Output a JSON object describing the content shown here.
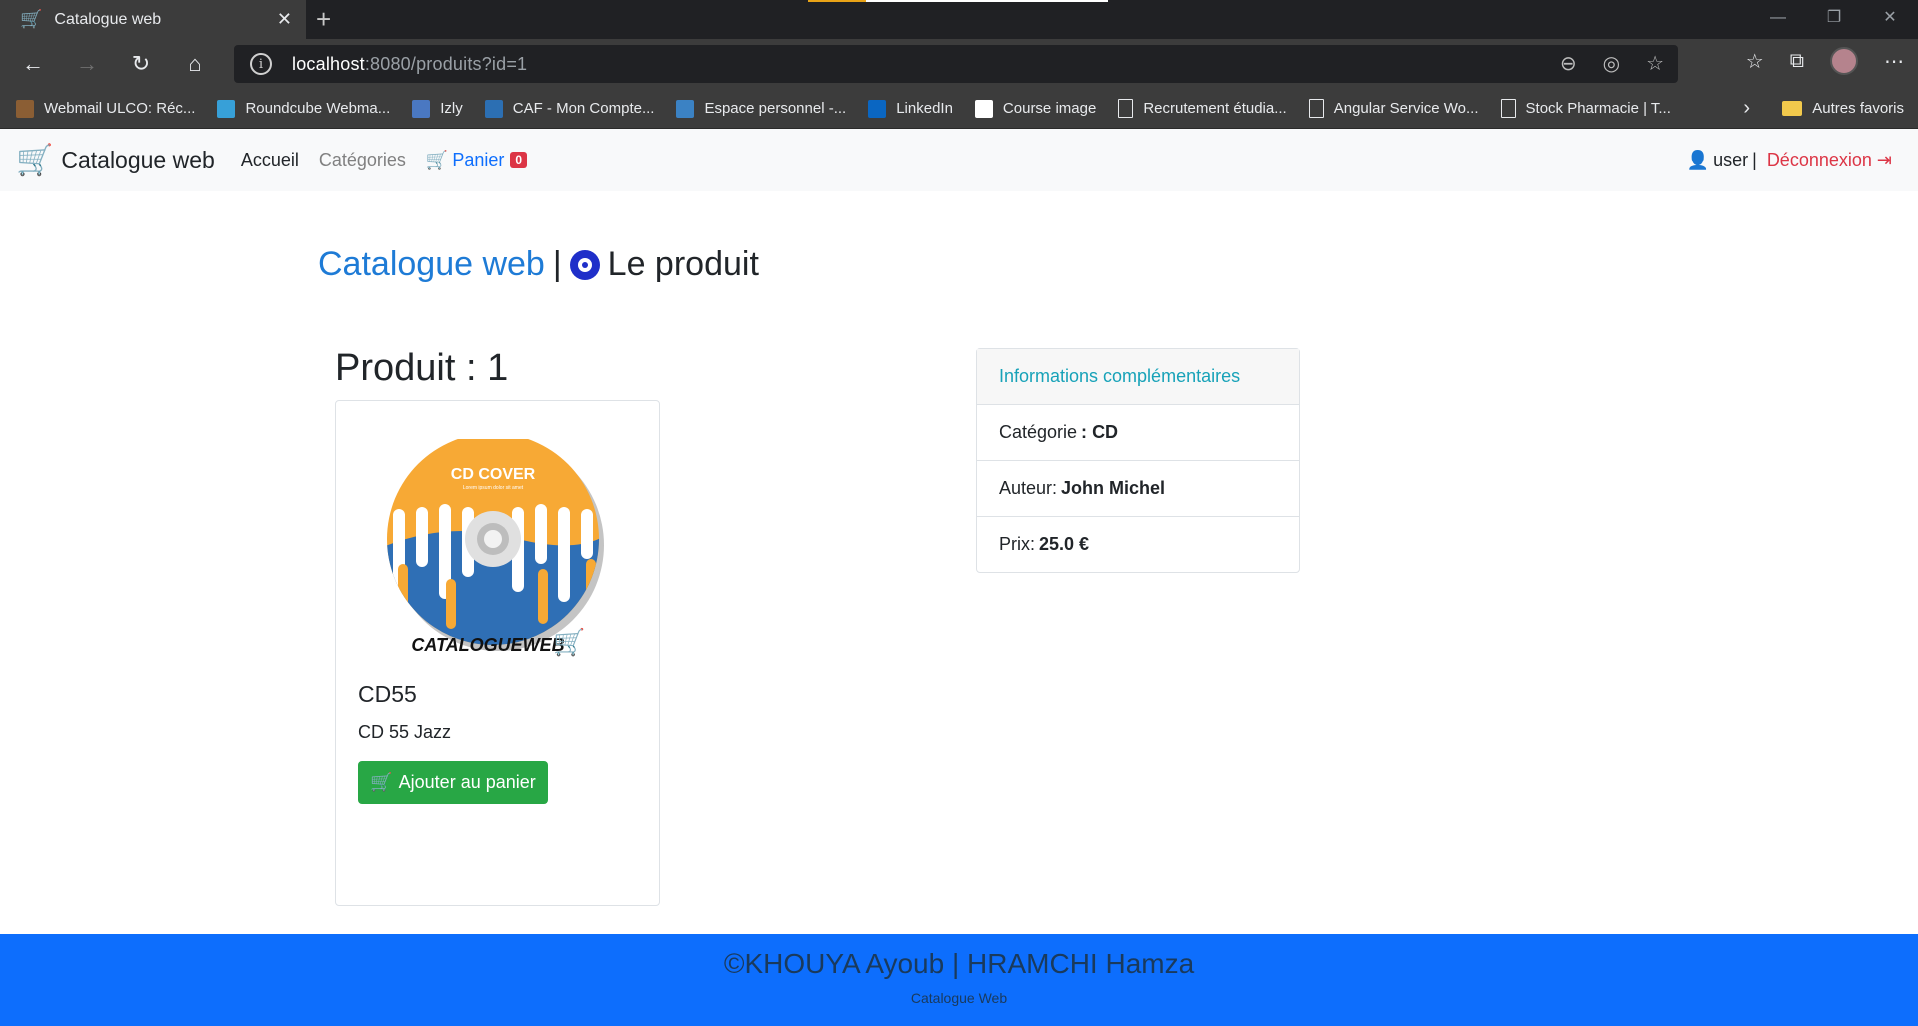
{
  "browser": {
    "tab_title": "Catalogue web",
    "url_host": "localhost",
    "url_rest": ":8080/produits?id=1",
    "bookmarks": [
      {
        "label": "Webmail ULCO: Réc...",
        "icon": "ulco-icon",
        "color": "#8b5e34"
      },
      {
        "label": "Roundcube Webma...",
        "icon": "roundcube-icon",
        "color": "#37a0d8"
      },
      {
        "label": "Izly",
        "icon": "izly-icon",
        "color": "#4a78c2"
      },
      {
        "label": "CAF - Mon Compte...",
        "icon": "caf-icon",
        "color": "#2c6fb3"
      },
      {
        "label": "Espace personnel -...",
        "icon": "espace-icon",
        "color": "#3b82c4"
      },
      {
        "label": "LinkedIn",
        "icon": "linkedin-icon",
        "color": "#0a66c2"
      },
      {
        "label": "Course image",
        "icon": "course-icon",
        "color": "#ffffff"
      },
      {
        "label": "Recrutement étudia...",
        "icon": "page-icon",
        "color": "#3c3c3c"
      },
      {
        "label": "Angular Service Wo...",
        "icon": "page-icon",
        "color": "#3c3c3c"
      },
      {
        "label": "Stock Pharmacie | T...",
        "icon": "page-icon",
        "color": "#3c3c3c"
      }
    ],
    "other_favorites": "Autres favoris"
  },
  "nav": {
    "brand": "Catalogue web",
    "home": "Accueil",
    "categories": "Catégories",
    "cart": "Panier",
    "cart_count": "0",
    "user": "user",
    "separator": "|",
    "logout": "Déconnexion"
  },
  "heading": {
    "brand": "Catalogue web",
    "separator": "|",
    "title": "Le produit"
  },
  "product": {
    "title": "Produit : 1",
    "image_caption": "CD COVER",
    "image_subcaption": "Lorem ipsum dolor sit amet",
    "image_logo": "CATALOGUEWEB",
    "name": "CD55",
    "description": "CD 55 Jazz",
    "add_to_cart": "Ajouter au panier"
  },
  "info": {
    "header": "Informations complémentaires",
    "category_label": "Catégorie",
    "category_sep": ":",
    "category_value": "CD",
    "author_label": "Auteur:",
    "author_value": "John Michel",
    "price_label": "Prix:",
    "price_value": "25.0 €"
  },
  "footer": {
    "line1": "©KHOUYA Ayoub | HRAMCHI Hamza",
    "line2": "Catalogue Web"
  },
  "colors": {
    "brand_blue": "#1e7bd6",
    "footer_blue": "#0d6efd",
    "danger": "#dc3545",
    "success": "#28a745",
    "info": "#17a2b8"
  }
}
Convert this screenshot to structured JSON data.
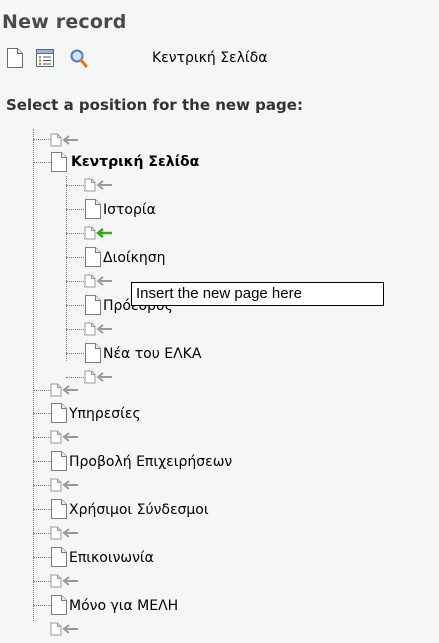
{
  "title": "New record",
  "toolbar": {
    "icons": [
      "page-icon",
      "list-icon",
      "search-icon"
    ],
    "label": "Κεντρική Σελίδα"
  },
  "instruction": "Select a position for the new page:",
  "tree": {
    "root": "Κεντρική Σελίδα",
    "children": [
      "Ιστορία",
      "Διοίκηση",
      "Πρόεδρος",
      "Νέα του ΕΛΚΑ"
    ],
    "siblings": [
      "Υπηρεσίες",
      "Προβολή Επιχειρήσεων",
      "Χρήσιμοι Σύνδεσμοι",
      "Επικοινωνία",
      "Μόνο για ΜΕΛΗ"
    ]
  },
  "tooltip": "Insert the new page here",
  "colors": {
    "active_arrow": "#3aa32a",
    "inactive_arrow": "#9a9a9a"
  }
}
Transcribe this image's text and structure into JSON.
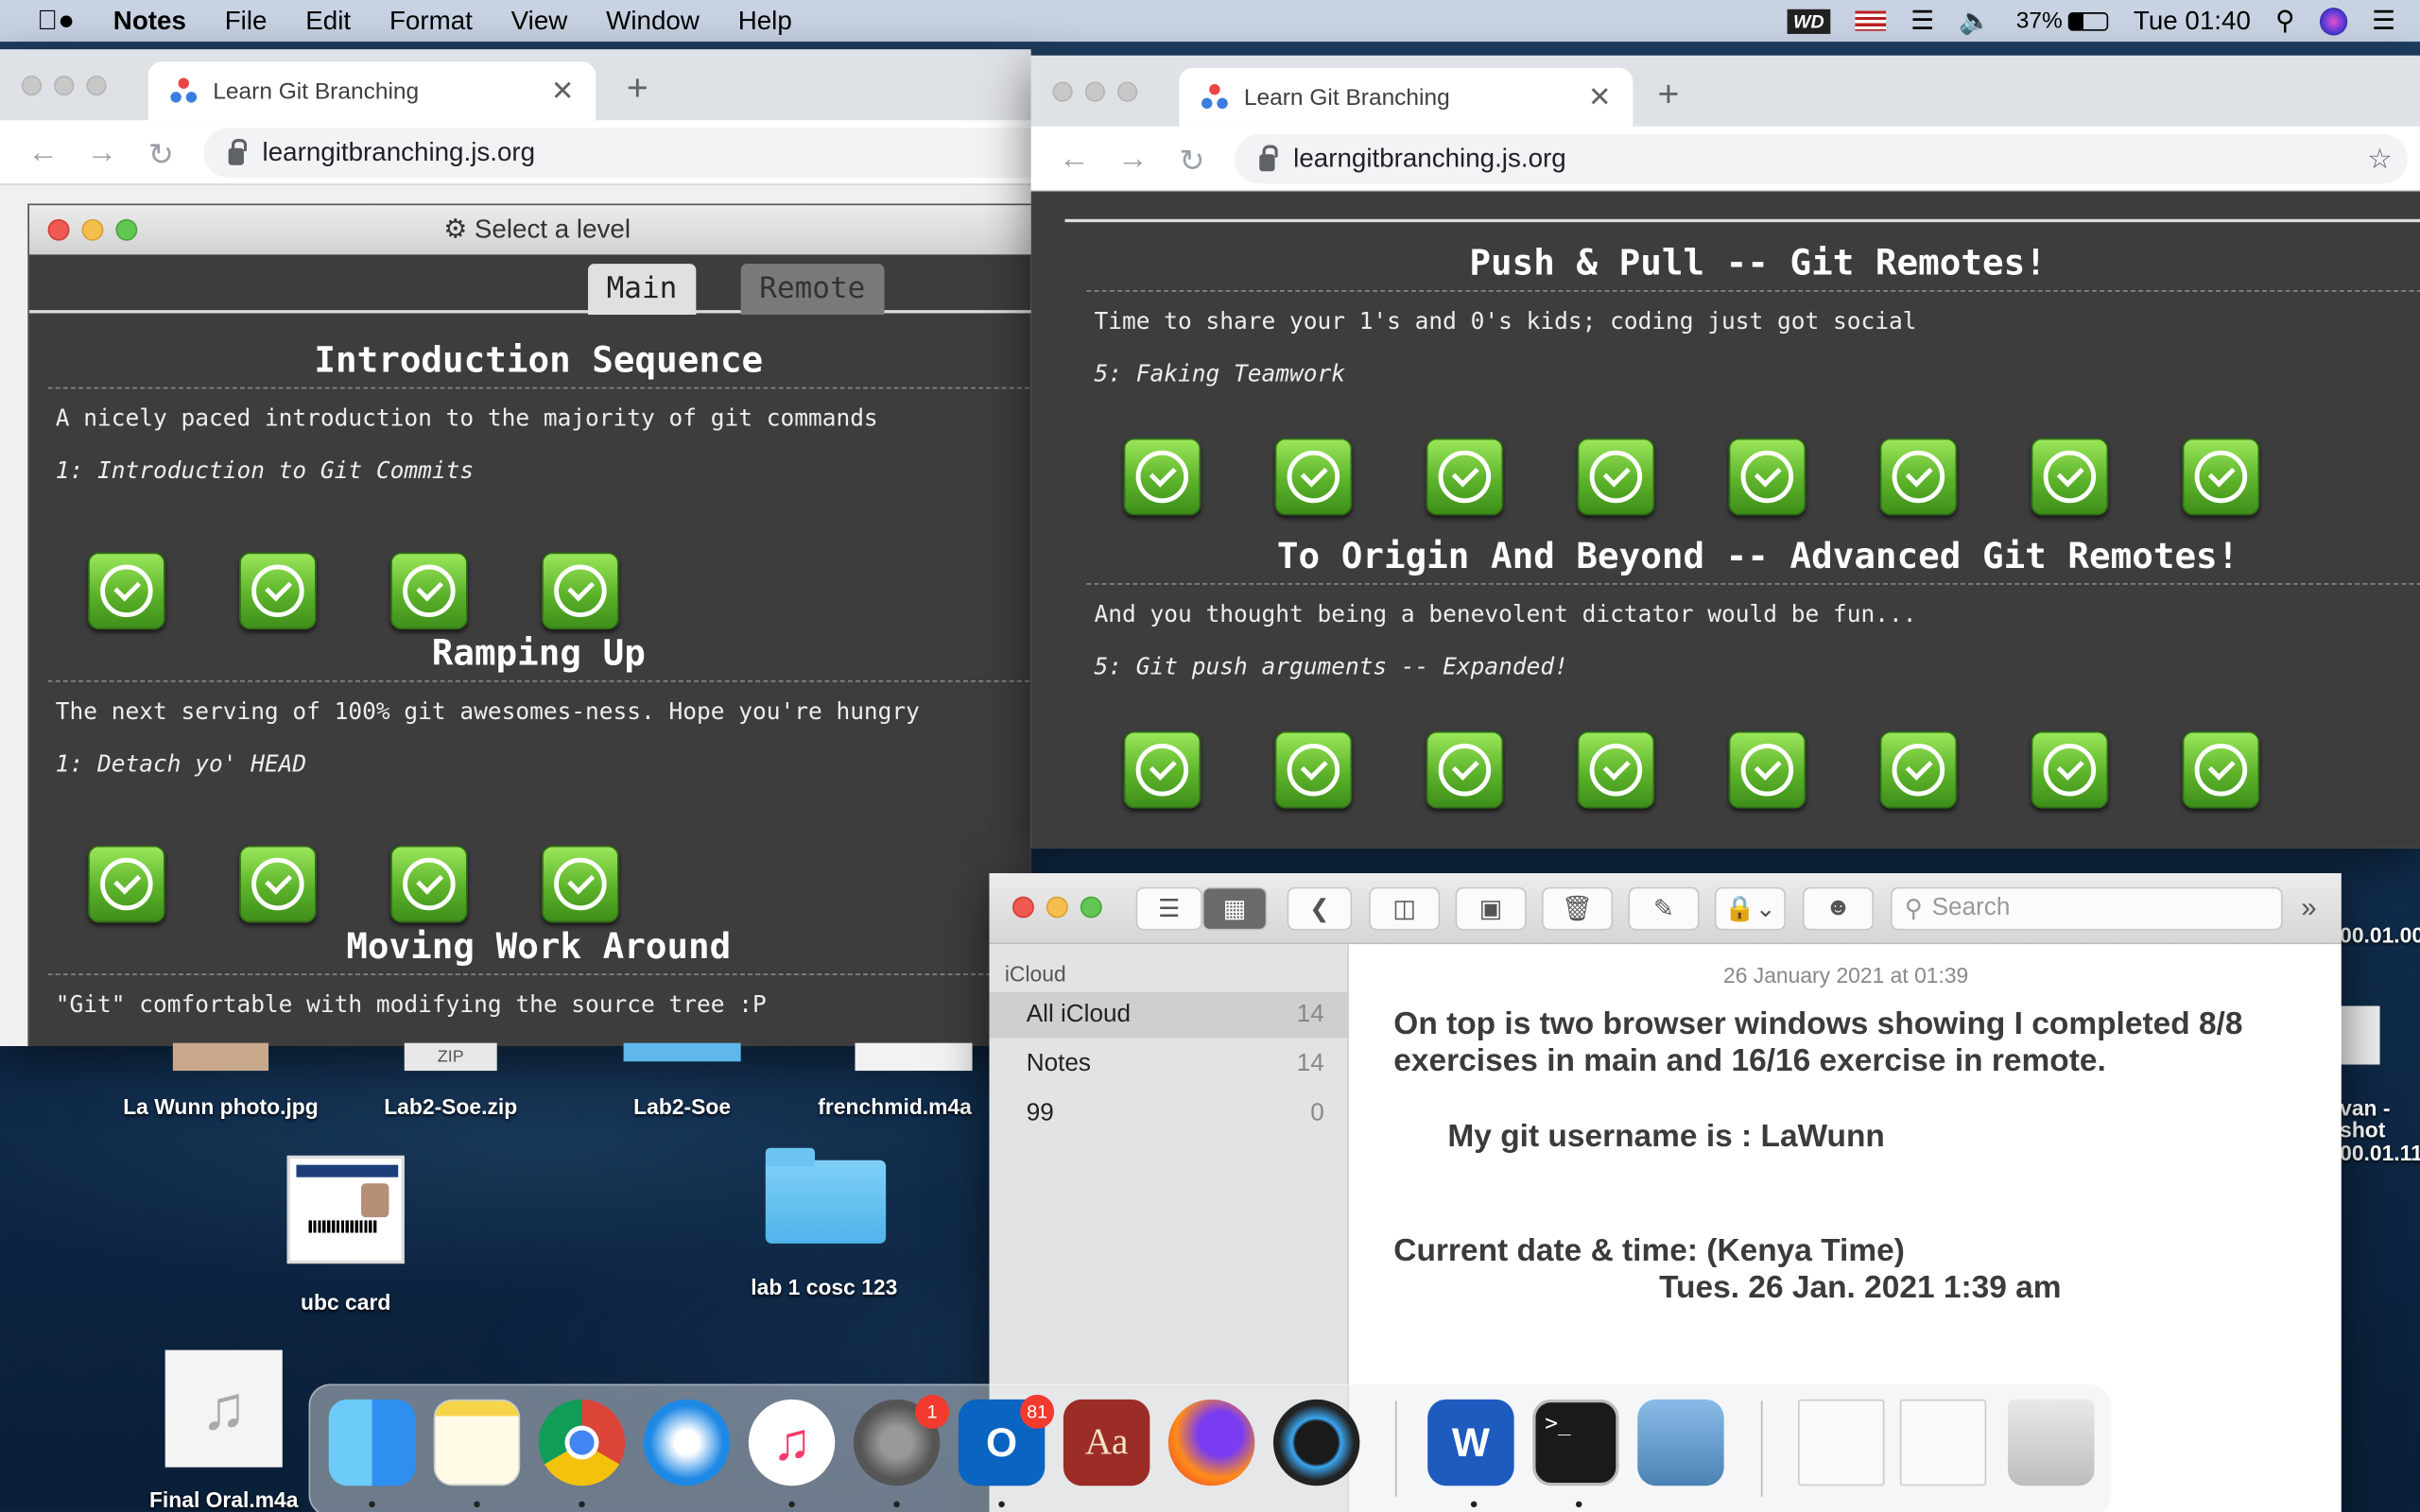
{
  "menubar": {
    "app": "Notes",
    "items": [
      "File",
      "Edit",
      "Format",
      "View",
      "Window",
      "Help"
    ],
    "battery": "37%",
    "time": "Tue 01:40",
    "wd": "WD"
  },
  "browser_left": {
    "tab_title": "Learn Git Branching",
    "url": "learngitbranching.js.org"
  },
  "browser_right": {
    "tab_title": "Learn Git Branching",
    "url": "learngitbranching.js.org"
  },
  "level_dialog": {
    "title": "Select a level",
    "tabs": [
      "Main",
      "Remote"
    ],
    "sections": [
      {
        "heading": "Introduction Sequence",
        "description": "A nicely paced introduction to the majority of git commands",
        "level": "1: Introduction to Git Commits",
        "completed": 4
      },
      {
        "heading": "Ramping Up",
        "description": "The next serving of 100% git awesomes-ness. Hope you're hungry",
        "level": "1: Detach yo' HEAD",
        "completed": 4
      },
      {
        "heading": "Moving Work Around",
        "description": "\"Git\" comfortable with modifying the source tree :P"
      }
    ]
  },
  "remote_page": {
    "sections": [
      {
        "heading": "Push & Pull -- Git Remotes!",
        "description": "Time to share your 1's and 0's kids; coding just got social",
        "level": "5: Faking Teamwork",
        "completed": 8
      },
      {
        "heading": "To Origin And Beyond -- Advanced Git Remotes!",
        "description": "And you thought being a benevolent dictator would be fun...",
        "level": "5: Git push arguments -- Expanded!",
        "completed": 8
      }
    ]
  },
  "notes": {
    "search_placeholder": "Search",
    "account": "iCloud",
    "folders": [
      {
        "name": "All iCloud",
        "count": "14"
      },
      {
        "name": "Notes",
        "count": "14"
      },
      {
        "name": "99",
        "count": "0"
      }
    ],
    "date": "26 January 2021 at 01:39",
    "line1": "On top is two browser windows showing I completed 8/8",
    "line2": "exercises in main and 16/16 exercise in remote.",
    "line3": "My git username is : LaWunn",
    "line4": "Current date & time: (Kenya Time)",
    "line5": "Tues. 26 Jan. 2021 1:39 am"
  },
  "desktop": {
    "icons": [
      "La Wunn photo.jpg",
      "Lab2-Soe.zip",
      "Lab2-Soe",
      "frenchmid.m4a",
      "ubc card",
      "lab 1 cosc 123",
      "Final Oral.m4a"
    ],
    "partial": [
      "van -",
      "shot",
      "00.01.11",
      "00.01.00"
    ],
    "zip_text": "ZIP"
  },
  "dock": {
    "apps": [
      "Finder",
      "Notes",
      "Chrome",
      "Safari",
      "Music",
      "System Preferences",
      "Outlook",
      "Dictionary",
      "Firefox",
      "QuickTime",
      "Word",
      "Terminal",
      "Preview",
      "Documents",
      "Word Document",
      "Trash"
    ],
    "badges": {
      "system_preferences": "1",
      "outlook": "81"
    }
  }
}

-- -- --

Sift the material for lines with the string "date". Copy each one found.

    "date": "26 January 2021 at 01:39",
    "line4": "Current date & time: (Kenya Time)",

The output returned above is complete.